For every line of the records below that holds "icon", add one. Give only the final total.
========================================
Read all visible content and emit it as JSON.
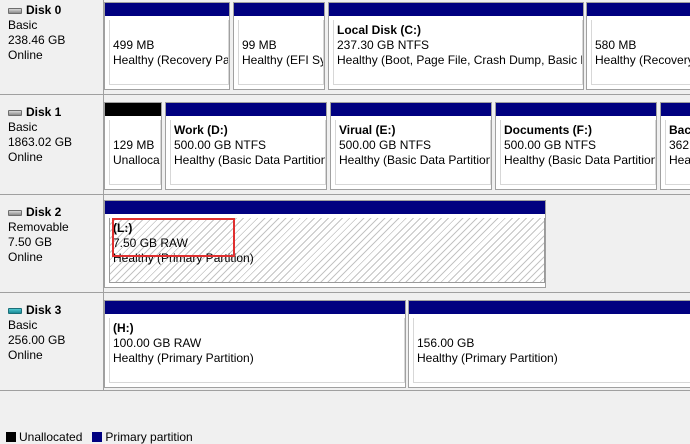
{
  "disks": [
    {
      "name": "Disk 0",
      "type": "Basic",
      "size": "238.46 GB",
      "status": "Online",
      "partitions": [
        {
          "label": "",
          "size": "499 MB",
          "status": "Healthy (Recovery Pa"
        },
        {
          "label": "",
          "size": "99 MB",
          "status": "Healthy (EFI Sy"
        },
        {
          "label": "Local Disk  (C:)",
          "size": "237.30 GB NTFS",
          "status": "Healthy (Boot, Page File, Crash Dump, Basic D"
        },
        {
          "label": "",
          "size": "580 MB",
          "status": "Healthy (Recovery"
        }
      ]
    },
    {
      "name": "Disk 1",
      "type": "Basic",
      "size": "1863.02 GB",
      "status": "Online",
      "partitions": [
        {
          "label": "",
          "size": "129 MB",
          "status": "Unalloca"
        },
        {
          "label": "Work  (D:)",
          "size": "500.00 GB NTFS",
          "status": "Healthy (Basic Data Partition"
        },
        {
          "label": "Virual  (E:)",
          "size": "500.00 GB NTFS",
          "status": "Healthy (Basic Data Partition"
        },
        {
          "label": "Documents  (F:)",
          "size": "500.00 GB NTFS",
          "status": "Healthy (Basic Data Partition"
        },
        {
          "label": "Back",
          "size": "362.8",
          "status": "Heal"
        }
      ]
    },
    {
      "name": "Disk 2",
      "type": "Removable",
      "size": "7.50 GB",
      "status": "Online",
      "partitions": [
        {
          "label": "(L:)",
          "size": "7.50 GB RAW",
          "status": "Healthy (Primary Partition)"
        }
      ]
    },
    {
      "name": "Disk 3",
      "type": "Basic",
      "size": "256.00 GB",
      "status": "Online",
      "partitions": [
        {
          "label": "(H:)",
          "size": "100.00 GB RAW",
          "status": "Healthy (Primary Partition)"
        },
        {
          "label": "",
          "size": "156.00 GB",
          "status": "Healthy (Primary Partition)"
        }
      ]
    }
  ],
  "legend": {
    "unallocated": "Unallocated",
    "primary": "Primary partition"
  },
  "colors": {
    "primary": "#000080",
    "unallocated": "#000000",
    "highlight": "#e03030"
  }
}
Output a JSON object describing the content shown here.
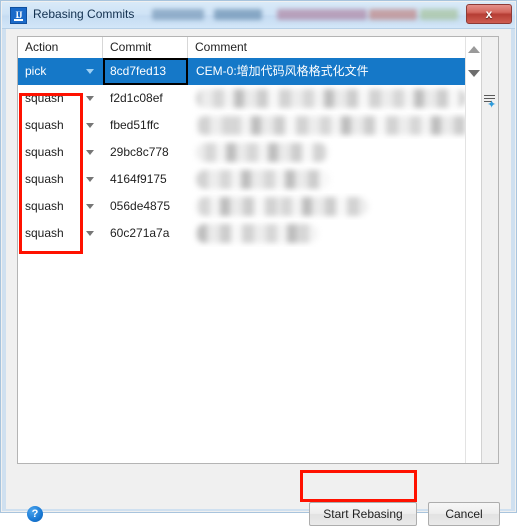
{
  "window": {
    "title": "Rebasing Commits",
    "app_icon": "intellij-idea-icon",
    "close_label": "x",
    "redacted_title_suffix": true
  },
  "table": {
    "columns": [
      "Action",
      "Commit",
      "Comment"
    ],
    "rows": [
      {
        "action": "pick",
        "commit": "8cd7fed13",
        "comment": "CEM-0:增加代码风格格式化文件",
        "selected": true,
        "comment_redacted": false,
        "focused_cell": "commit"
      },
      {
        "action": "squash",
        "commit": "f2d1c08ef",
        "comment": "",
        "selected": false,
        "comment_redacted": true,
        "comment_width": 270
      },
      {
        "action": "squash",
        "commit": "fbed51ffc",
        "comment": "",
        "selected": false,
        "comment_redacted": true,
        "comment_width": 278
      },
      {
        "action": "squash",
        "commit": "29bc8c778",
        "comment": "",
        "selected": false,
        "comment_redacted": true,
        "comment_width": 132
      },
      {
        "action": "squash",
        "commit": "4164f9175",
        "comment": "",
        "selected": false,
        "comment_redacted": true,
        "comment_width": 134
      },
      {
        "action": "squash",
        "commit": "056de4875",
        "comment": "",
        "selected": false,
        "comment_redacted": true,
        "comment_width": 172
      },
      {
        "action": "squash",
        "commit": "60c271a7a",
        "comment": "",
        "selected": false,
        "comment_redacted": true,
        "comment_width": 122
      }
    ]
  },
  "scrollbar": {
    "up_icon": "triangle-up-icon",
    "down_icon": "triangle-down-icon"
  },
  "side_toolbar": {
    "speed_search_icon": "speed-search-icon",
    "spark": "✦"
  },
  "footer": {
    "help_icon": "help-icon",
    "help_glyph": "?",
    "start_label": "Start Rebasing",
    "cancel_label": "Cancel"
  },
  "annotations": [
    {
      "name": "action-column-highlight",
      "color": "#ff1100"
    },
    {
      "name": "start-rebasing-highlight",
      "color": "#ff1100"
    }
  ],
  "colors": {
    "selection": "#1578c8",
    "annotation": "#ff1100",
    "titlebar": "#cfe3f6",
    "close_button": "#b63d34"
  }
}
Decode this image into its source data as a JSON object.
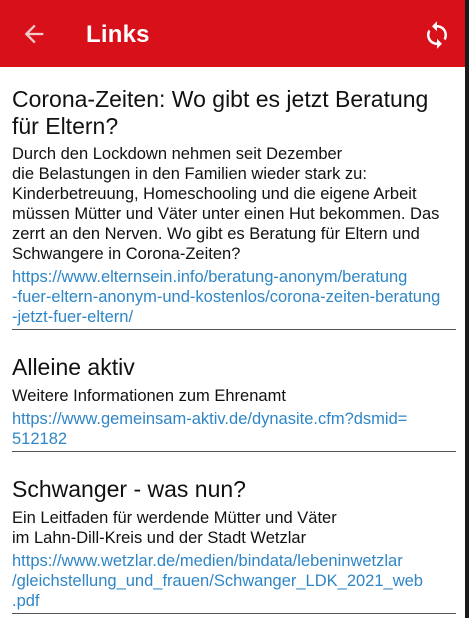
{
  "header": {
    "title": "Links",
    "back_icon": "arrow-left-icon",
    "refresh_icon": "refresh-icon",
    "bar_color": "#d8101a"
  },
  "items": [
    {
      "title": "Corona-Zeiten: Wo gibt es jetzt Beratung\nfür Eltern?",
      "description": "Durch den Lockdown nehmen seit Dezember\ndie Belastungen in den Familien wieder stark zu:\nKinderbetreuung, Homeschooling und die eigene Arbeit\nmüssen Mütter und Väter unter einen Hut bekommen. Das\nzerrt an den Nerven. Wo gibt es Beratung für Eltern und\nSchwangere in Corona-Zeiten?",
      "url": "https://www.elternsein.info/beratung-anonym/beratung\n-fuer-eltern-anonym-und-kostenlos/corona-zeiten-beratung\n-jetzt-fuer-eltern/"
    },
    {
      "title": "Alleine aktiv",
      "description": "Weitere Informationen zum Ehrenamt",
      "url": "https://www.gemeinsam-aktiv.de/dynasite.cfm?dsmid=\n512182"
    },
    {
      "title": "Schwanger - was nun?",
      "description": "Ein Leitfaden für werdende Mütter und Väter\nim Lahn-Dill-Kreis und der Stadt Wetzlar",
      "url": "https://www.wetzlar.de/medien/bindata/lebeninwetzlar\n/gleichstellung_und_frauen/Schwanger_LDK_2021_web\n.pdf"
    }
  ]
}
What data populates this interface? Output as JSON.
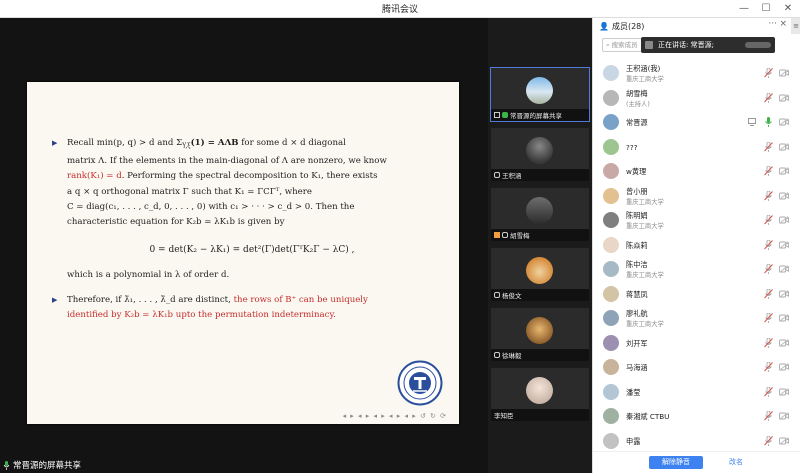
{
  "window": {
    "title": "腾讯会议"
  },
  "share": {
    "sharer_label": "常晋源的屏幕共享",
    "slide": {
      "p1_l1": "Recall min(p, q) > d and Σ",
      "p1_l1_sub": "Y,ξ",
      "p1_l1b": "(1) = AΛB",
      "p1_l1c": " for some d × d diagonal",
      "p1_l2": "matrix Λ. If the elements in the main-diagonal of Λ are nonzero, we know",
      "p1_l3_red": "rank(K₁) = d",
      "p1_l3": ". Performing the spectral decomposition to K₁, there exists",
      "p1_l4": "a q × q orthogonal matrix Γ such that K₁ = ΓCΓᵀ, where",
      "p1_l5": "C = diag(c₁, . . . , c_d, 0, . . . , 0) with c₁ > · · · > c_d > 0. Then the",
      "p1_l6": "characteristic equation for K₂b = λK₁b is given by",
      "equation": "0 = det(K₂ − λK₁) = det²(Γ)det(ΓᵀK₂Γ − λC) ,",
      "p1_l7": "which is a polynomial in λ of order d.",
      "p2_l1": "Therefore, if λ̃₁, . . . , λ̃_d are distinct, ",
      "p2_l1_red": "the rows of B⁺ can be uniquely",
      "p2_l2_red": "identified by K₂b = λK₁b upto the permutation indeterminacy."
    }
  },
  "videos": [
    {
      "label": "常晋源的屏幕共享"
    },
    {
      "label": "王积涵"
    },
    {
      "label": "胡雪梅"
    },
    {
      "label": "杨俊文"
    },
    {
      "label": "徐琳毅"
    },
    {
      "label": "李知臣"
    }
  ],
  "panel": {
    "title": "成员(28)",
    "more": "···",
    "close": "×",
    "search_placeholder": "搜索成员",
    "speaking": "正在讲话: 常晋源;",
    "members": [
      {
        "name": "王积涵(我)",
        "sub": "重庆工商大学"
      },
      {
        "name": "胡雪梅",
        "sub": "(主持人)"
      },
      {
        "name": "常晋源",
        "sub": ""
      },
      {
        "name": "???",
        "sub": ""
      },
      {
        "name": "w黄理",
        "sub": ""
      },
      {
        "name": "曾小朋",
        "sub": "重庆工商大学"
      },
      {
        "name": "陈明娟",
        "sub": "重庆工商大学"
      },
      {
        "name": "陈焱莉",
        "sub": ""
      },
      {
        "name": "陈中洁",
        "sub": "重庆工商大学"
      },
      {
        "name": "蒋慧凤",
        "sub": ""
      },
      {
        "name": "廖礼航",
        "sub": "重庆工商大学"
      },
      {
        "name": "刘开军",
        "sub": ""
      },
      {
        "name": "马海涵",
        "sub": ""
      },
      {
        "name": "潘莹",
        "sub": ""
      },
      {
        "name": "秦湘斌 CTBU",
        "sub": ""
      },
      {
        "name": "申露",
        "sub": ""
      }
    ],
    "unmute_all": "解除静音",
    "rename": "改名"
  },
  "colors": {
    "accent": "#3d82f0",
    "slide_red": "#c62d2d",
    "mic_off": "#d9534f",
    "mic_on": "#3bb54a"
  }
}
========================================
* Exercise response *
7